_Task brief_. With the string "hard" as the filter, copy each matching line from the records.

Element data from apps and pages
----

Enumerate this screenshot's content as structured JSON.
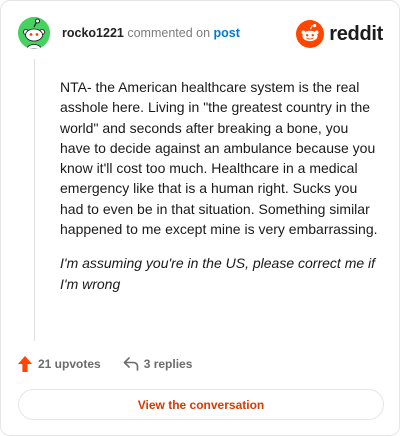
{
  "header": {
    "username": "rocko1221",
    "commented_on": "commented on",
    "post_link": "post",
    "brand_word": "reddit",
    "avatar_color": "#46d160",
    "avatar_icon": "snoo-avatar-icon",
    "brand_icon": "reddit-snoo-icon",
    "brand_color": "#ff4500"
  },
  "comment": {
    "paragraphs": [
      "NTA- the American healthcare system is the real asshole here. Living in \"the greatest country in the world\" and seconds after breaking a bone, you have to decide against an ambulance because you know it'll cost too much. Healthcare in a medical emergency like that is a human right. Sucks you had to even be in that situation. Something similar happened to me except mine is very embarrassing.",
      "I'm assuming you're in the US, please correct me if I'm wrong"
    ]
  },
  "footer": {
    "upvotes": "21 upvotes",
    "upvote_icon": "upvote-arrow-icon",
    "upvote_color": "#ff4500",
    "replies": "3 replies",
    "reply_icon": "reply-arrow-icon",
    "view_button": "View the conversation",
    "view_button_color": "#d93a00"
  }
}
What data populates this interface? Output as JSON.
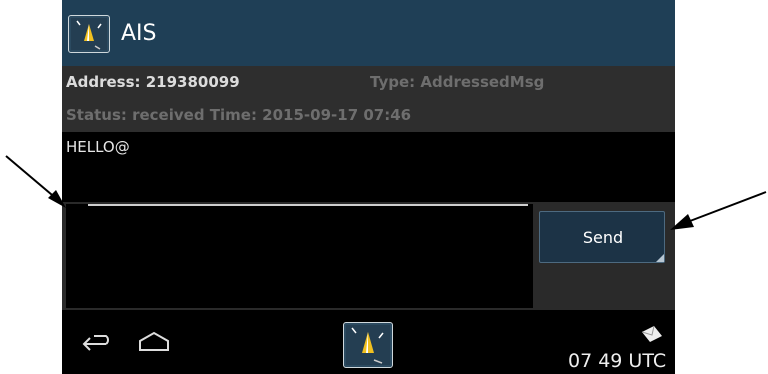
{
  "app": {
    "title": "AIS"
  },
  "message_header": {
    "address": "Address: 219380099",
    "type": "Type: AddressedMsg",
    "status_time": "Status: received Time: 2015-09-17 07:46"
  },
  "message": {
    "body": "HELLO@"
  },
  "compose": {
    "input_value": "",
    "send_label": "Send"
  },
  "navbar": {
    "time": "07 49 UTC",
    "icons": [
      "back-icon",
      "home-icon",
      "ais-app-icon",
      "envelope-icon"
    ]
  },
  "colors": {
    "titlebar": "#1f3f56",
    "info_bg": "#2e2e2e",
    "send_bg": "#1c3346"
  }
}
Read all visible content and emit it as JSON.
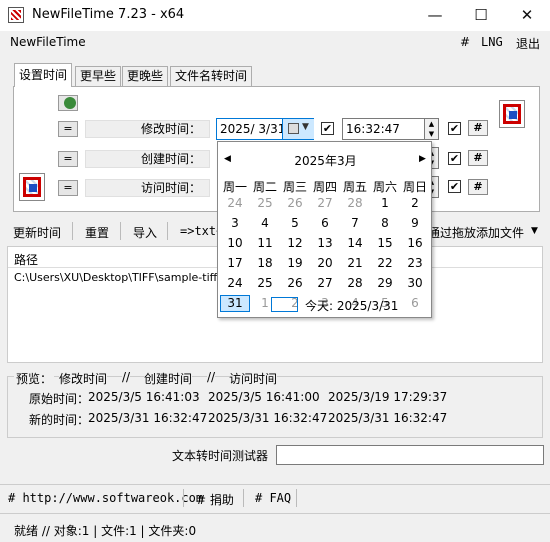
{
  "window": {
    "title": "NewFileTime 7.23 - x64",
    "minimize": "—",
    "maximize": "☐",
    "close": "✕"
  },
  "menubar": {
    "app": "NewFileTime",
    "hash": "#",
    "lng": "LNG",
    "exit": "退出"
  },
  "tabs": [
    "设置时间",
    "更早些",
    "更晚些",
    "文件名转时间"
  ],
  "rows": {
    "modified": {
      "eq": "=",
      "label": "修改时间：",
      "date": "2025/  3/31",
      "time": "16:32:47",
      "hash": "#",
      "checked": "✔"
    },
    "created": {
      "eq": "=",
      "label": "创建时间：",
      "hash": "#",
      "checked": "✔"
    },
    "accessed": {
      "eq": "=",
      "label": "访问时间：",
      "hash": "#",
      "checked": "✔"
    }
  },
  "toolbar": {
    "update": "更新时间",
    "reset": "重置",
    "import": "导入",
    "txt": "=>txt<",
    "drag": "通过拖放添加文件",
    "dropdown": "▼"
  },
  "list": {
    "header": "路径",
    "row1": "C:\\Users\\XU\\Desktop\\TIFF\\sample-tiff-file"
  },
  "preview": {
    "header": "预览：",
    "col_modified": "修改时间",
    "sep": "//",
    "col_created": "创建时间",
    "col_accessed": "访问时间",
    "original_label": "原始时间：",
    "original": [
      "2025/3/5 16:41:03",
      "2025/3/5 16:41:00",
      "2025/3/19 17:29:37"
    ],
    "new_label": "新的时间：",
    "new": [
      "2025/3/31 16:32:47",
      "2025/3/31 16:32:47",
      "2025/3/31 16:32:47"
    ]
  },
  "tester": {
    "label": "文本转时间测试器",
    "value": ""
  },
  "footer": {
    "website": "# http://www.softwareok.com",
    "donate": "# 捐助",
    "faq": "# FAQ"
  },
  "status": "就绪 // 对象:1 | 文件:1 | 文件夹:0",
  "calendar": {
    "month": "2025年3月",
    "prev": "◀",
    "next": "▶",
    "weekdays": [
      "周一",
      "周二",
      "周三",
      "周四",
      "周五",
      "周六",
      "周日"
    ],
    "days": [
      [
        "24",
        "25",
        "26",
        "27",
        "28",
        "1",
        "2"
      ],
      [
        "3",
        "4",
        "5",
        "6",
        "7",
        "8",
        "9"
      ],
      [
        "10",
        "11",
        "12",
        "13",
        "14",
        "15",
        "16"
      ],
      [
        "17",
        "18",
        "19",
        "20",
        "21",
        "22",
        "23"
      ],
      [
        "24",
        "25",
        "26",
        "27",
        "28",
        "29",
        "30"
      ],
      [
        "31",
        "1",
        "2",
        "3",
        "4",
        "5",
        "6"
      ]
    ],
    "today": "今天: 2025/3/31"
  }
}
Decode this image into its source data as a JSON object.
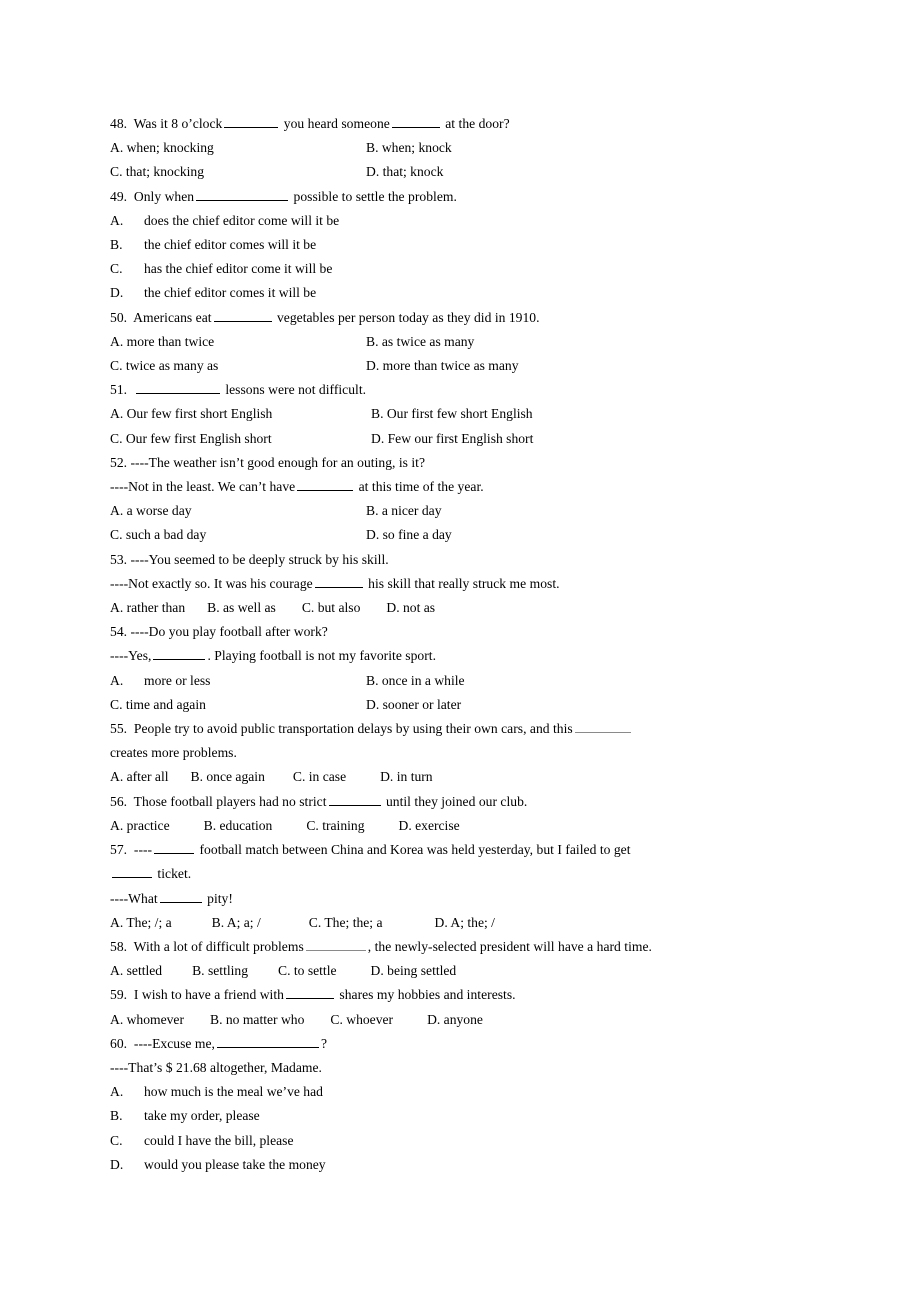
{
  "document": {
    "type": "english-grammar-multiple-choice-worksheet",
    "background_color": "#ffffff",
    "text_color": "#000000"
  },
  "questions": [
    {
      "number": "48.",
      "stem_parts": [
        "Was it 8 o’clock",
        "you heard someone",
        "at the door?"
      ],
      "stem_text": "48.  Was it 8 o’clock ______ you heard someone ______ at the door?",
      "options_layout": "two-column",
      "options": [
        "A. when; knocking",
        "B. when; knock",
        "C. that; knocking",
        "D. that; knock"
      ]
    },
    {
      "number": "49.",
      "stem_parts": [
        "Only when",
        "possible to settle the problem."
      ],
      "stem_text": "49.  Only when ____________ possible to settle the problem.",
      "options_layout": "stacked-indented",
      "options": [
        {
          "letter": "A.",
          "text": "does the chief editor come will it be"
        },
        {
          "letter": "B.",
          "text": "the chief editor comes will it be"
        },
        {
          "letter": "C.",
          "text": "has the chief editor come it will be"
        },
        {
          "letter": "D.",
          "text": "the chief editor comes it will be"
        }
      ]
    },
    {
      "number": "50.",
      "stem_parts": [
        "Americans eat",
        "vegetables per person today as they did in 1910."
      ],
      "stem_text": "50.  Americans eat ________ vegetables per person today as they did in 1910.",
      "options_layout": "two-column",
      "options": [
        "A. more than twice",
        "B. as twice as many",
        "C. twice as many as",
        "D. more than twice as many"
      ]
    },
    {
      "number": "51.",
      "stem_parts": [
        "",
        "lessons were not difficult."
      ],
      "stem_text": "51.  ___________ lessons were not difficult.",
      "options_layout": "two-column-narrow",
      "options": [
        "A. Our few first short English",
        "B. Our first few short English",
        "C. Our few first English short",
        "D. Few our first English short"
      ]
    },
    {
      "number": "52.",
      "stem_text": "52.  ----The weather isn’t good enough for an outing, is it?",
      "reply_parts": [
        "----Not in the least. We can’t have",
        "at this time of the year."
      ],
      "reply_text": "----Not in the least. We can’t have _______ at this time of the year.",
      "options_layout": "two-column",
      "options": [
        "A. a worse day",
        "B. a nicer day",
        "C. such a bad day",
        "D. so fine a day"
      ]
    },
    {
      "number": "53.",
      "stem_text": "53.  ----You seemed to be deeply struck by his skill.",
      "reply_parts": [
        "----Not exactly so. It was his courage",
        "his skill that really struck me most."
      ],
      "reply_text": "----Not exactly so. It was his courage ______ his skill that really struck me most.",
      "options_layout": "four-across",
      "options": [
        "A. rather than",
        "B. as well as",
        "C. but also",
        "D. not as"
      ]
    },
    {
      "number": "54.",
      "stem_text": "54.  ----Do you play football after work?",
      "reply_parts": [
        "----Yes,",
        ". Playing football is not my favorite sport."
      ],
      "reply_text": "----Yes, _______ . Playing football is not my favorite sport.",
      "options_layout": "two-column-indented-a",
      "options": [
        {
          "letter": "A.",
          "text": "more or less"
        },
        {
          "letter": "",
          "text": "B. once in a while"
        },
        {
          "letter": "",
          "text": "C. time and again"
        },
        {
          "letter": "",
          "text": "D. sooner or later"
        }
      ],
      "options_flat": [
        "A.    more or less",
        "B. once in a while",
        "C. time and again",
        "D. sooner or later"
      ]
    },
    {
      "number": "55.",
      "stem_parts": [
        "People try to avoid public transportation delays by using their own cars, and this",
        "creates more problems."
      ],
      "stem_text": "55.  People try to avoid public transportation delays by using their own cars, and this _______ creates more problems.",
      "continuation": "creates more problems.",
      "options_layout": "four-across",
      "options": [
        "A. after all",
        "B. once again",
        "C. in case",
        "D. in turn"
      ]
    },
    {
      "number": "56.",
      "stem_parts": [
        "Those football players had no strict",
        "until they joined our club."
      ],
      "stem_text": "56.  Those football players had no strict _______ until they joined our club.",
      "options_layout": "four-across",
      "options": [
        "A. practice",
        "B. education",
        "C. training",
        "D. exercise"
      ]
    },
    {
      "number": "57.",
      "stem_parts": [
        "----",
        "football match between China and Korea was held yesterday, but I failed to get",
        "ticket."
      ],
      "stem_text": "57.  ----_____ football match between China and Korea was held yesterday, but I failed to get _____ ticket.",
      "reply_parts": [
        "----What",
        "pity!"
      ],
      "reply_text": "----What _____ pity!",
      "options_layout": "four-across",
      "options": [
        "A. The; /; a",
        "B. A; a; /",
        "C. The; the; a",
        "D. A; the; /"
      ]
    },
    {
      "number": "58.",
      "stem_parts": [
        "With a lot of difficult problems",
        ", the newly-selected president will have a hard time."
      ],
      "stem_text": "58.  With a lot of difficult problems ________, the newly-selected president will have a hard time.",
      "options_layout": "four-across",
      "options": [
        "A. settled",
        "B. settling",
        "C. to settle",
        "D. being settled"
      ]
    },
    {
      "number": "59.",
      "stem_parts": [
        "I wish to have a friend with",
        "shares my hobbies and interests."
      ],
      "stem_text": "59.  I wish to have a friend with ______ shares my hobbies and interests.",
      "options_layout": "four-across",
      "options": [
        "A. whomever",
        "B. no matter who",
        "C. whoever",
        "D. anyone"
      ]
    },
    {
      "number": "60.",
      "stem_parts": [
        "----Excuse me,",
        "?"
      ],
      "stem_text": "60.  ----Excuse me, _____________?",
      "reply_text": "----That’s $ 21.68 altogether, Madame.",
      "options_layout": "stacked-indented",
      "options": [
        {
          "letter": "A.",
          "text": "how much is the meal we’ve had"
        },
        {
          "letter": "B.",
          "text": "take my order, please"
        },
        {
          "letter": "C.",
          "text": "could I have the bill, please"
        },
        {
          "letter": "D.",
          "text": "would you please take the money"
        }
      ]
    }
  ]
}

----

_Reply to the task_.
        ", the newly-selected president will have a hard time."
      "stem_text": "58.  With a lot of difficult problems ________, the newly-selected president will have a hard time.",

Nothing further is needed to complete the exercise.